The allegations further claim that Google misused the privacy setting as part of the saga called "Safari Workaround". The company is said to have used a method to bypass Safari browser settings to enable tracking cookies in order to target iPhone users with advertising. According to the group, approximately 5.4 million consumers could be owned at least several hundreds of pounds each as a compensation.
The group estimates that Google would eventually have to agree to a bill of around 2.7 billion pounds ($3.3 billion).
Richard Lloyd, who used to be the executive director and Government adviser of Which?, and one of the people leading the anti-Google class action, claims that Google has violated Section 4 of the Data Protection Act 1998. So the Section 13 of the same act gives the customers right to ask for compensation.

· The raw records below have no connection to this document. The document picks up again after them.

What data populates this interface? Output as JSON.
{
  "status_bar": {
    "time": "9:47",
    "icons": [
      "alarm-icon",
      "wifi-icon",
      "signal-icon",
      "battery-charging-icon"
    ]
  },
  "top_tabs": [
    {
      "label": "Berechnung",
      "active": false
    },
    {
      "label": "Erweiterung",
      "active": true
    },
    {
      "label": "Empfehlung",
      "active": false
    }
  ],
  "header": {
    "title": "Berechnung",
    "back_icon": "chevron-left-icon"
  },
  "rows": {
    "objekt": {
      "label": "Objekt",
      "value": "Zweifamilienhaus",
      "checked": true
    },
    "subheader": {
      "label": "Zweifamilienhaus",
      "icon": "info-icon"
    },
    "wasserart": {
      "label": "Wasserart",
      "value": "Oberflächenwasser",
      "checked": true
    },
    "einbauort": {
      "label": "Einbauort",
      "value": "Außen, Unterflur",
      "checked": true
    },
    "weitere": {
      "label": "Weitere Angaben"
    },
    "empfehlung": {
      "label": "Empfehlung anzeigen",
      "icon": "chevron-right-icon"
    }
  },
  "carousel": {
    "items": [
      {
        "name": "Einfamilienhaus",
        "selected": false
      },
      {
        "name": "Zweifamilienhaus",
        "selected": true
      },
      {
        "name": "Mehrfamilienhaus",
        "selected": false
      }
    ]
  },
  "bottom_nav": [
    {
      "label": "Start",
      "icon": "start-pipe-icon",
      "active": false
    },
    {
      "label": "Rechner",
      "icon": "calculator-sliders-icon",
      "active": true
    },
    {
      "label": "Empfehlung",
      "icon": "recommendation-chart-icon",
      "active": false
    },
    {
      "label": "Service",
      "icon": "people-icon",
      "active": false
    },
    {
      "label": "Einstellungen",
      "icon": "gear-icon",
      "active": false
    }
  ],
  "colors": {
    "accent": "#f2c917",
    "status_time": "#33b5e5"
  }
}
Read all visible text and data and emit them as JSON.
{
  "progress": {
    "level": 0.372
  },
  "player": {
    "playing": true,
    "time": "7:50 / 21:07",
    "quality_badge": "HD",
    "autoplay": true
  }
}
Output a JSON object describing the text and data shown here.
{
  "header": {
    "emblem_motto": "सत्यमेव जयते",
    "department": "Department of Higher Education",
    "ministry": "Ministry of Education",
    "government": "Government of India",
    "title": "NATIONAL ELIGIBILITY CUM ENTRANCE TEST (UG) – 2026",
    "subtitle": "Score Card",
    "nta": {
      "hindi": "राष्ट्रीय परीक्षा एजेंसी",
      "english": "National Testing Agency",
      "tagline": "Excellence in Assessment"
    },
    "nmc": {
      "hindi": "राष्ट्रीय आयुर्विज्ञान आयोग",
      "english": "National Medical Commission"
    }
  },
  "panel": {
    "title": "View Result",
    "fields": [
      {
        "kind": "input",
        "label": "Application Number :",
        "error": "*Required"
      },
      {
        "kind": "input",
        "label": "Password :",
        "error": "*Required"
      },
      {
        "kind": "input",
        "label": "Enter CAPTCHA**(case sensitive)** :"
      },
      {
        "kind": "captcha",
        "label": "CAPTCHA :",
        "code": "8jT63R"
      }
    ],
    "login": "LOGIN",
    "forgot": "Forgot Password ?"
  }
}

Lloyd says that once the class action status gets approved, customers would be able to fill in an online form, provide their details. After that, customers will be eligible for a fixed compensation as part of the lawsuit.
"I believe that what Google did was quite simply against the law. Their actions have affected millions, and we'll be asking the courts to remedy this major breach of trust. Through this action, we will send a strong message to Google and other tech giants in Silicon Valley that we're not afraid to fight back if our laws are broken," he explained.
"I want to spread the word about our claim. Google owes all of those affected fairness, trust and money. By joining together, we can show Google that they can't get away with taking our data without our consent and that no matter how large and powerful they are, nobody is above the law," he added further.
Google is yet to speak a word on this matter.